Interface dataset entries:
----------------

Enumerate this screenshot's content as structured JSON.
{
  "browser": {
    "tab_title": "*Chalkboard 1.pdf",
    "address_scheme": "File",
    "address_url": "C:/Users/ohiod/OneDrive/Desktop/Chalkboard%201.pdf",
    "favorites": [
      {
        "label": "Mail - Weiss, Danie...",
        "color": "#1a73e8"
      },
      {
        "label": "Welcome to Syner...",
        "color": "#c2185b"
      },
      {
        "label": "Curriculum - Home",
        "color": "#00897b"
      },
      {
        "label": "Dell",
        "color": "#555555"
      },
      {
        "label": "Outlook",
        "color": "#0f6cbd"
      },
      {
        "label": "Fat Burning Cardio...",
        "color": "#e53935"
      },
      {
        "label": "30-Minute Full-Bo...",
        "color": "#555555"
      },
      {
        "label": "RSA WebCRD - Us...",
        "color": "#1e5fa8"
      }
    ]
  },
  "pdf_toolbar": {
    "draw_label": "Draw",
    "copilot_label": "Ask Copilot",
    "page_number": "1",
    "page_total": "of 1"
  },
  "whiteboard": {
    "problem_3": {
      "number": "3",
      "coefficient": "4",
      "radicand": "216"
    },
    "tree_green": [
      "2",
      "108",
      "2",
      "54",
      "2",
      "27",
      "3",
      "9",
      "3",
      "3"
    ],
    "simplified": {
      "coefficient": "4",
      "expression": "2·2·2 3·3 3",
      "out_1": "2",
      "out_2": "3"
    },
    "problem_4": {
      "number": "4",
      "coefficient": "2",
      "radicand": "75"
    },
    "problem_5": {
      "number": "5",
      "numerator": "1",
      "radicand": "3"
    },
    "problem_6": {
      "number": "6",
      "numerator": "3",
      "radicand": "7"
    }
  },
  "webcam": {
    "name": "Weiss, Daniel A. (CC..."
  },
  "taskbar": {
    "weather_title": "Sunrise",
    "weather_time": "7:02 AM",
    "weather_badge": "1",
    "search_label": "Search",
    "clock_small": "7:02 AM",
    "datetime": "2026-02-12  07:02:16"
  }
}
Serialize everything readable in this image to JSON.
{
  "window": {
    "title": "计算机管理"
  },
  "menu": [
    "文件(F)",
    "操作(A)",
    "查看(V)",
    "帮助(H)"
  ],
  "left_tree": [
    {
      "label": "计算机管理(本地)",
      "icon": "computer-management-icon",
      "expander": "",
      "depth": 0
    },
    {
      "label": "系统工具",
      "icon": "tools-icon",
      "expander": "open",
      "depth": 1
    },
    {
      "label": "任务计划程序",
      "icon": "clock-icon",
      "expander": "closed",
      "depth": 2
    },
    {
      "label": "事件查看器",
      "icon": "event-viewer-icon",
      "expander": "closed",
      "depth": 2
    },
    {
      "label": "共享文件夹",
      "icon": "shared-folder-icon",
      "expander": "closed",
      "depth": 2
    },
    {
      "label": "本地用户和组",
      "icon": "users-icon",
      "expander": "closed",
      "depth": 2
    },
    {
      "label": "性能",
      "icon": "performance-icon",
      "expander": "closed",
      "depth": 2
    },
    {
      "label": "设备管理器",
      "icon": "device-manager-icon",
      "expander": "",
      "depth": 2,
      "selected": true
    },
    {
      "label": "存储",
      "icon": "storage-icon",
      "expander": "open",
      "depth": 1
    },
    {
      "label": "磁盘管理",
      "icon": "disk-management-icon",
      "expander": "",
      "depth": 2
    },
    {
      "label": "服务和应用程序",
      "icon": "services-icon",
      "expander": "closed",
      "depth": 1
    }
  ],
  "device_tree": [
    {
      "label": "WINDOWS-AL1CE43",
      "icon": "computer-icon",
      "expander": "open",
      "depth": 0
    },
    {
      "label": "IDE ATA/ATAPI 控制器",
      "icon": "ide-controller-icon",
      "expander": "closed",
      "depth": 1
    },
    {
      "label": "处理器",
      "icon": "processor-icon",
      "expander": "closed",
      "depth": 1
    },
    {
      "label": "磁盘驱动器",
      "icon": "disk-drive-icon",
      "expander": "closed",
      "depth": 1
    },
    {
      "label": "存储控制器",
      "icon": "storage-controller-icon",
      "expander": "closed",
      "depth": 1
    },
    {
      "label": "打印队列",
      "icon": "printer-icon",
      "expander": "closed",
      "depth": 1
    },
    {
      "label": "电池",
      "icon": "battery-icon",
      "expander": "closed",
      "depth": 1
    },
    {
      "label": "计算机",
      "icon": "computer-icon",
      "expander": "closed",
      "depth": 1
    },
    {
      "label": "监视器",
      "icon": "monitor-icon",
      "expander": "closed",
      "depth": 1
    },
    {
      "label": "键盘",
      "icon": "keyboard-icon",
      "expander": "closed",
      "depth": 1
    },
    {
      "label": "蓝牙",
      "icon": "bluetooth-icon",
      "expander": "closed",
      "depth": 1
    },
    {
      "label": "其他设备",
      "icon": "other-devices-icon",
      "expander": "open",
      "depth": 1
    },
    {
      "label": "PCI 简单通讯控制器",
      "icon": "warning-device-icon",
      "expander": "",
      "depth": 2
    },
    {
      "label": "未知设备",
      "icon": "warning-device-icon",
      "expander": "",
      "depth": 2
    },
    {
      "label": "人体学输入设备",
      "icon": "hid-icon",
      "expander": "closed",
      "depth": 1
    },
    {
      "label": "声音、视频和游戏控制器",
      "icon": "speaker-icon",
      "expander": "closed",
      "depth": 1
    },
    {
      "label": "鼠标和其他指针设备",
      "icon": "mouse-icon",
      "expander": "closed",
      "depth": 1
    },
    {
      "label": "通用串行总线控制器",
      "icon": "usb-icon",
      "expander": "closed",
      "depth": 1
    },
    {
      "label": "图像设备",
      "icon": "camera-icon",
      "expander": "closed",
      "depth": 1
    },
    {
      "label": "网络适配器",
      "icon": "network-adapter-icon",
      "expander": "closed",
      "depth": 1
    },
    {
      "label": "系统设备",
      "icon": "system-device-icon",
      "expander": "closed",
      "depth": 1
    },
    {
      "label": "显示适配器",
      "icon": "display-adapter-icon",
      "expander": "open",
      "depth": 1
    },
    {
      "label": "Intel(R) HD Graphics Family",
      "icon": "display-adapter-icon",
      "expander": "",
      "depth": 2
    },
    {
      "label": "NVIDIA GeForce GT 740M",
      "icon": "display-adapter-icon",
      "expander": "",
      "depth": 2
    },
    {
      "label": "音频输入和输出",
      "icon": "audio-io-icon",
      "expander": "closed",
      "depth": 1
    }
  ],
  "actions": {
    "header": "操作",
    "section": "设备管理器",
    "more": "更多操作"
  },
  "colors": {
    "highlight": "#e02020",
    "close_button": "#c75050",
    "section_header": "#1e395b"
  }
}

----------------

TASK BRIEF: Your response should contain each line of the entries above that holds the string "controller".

REPLY:
      "icon": "ide-controller-icon",
      "icon": "storage-controller-icon",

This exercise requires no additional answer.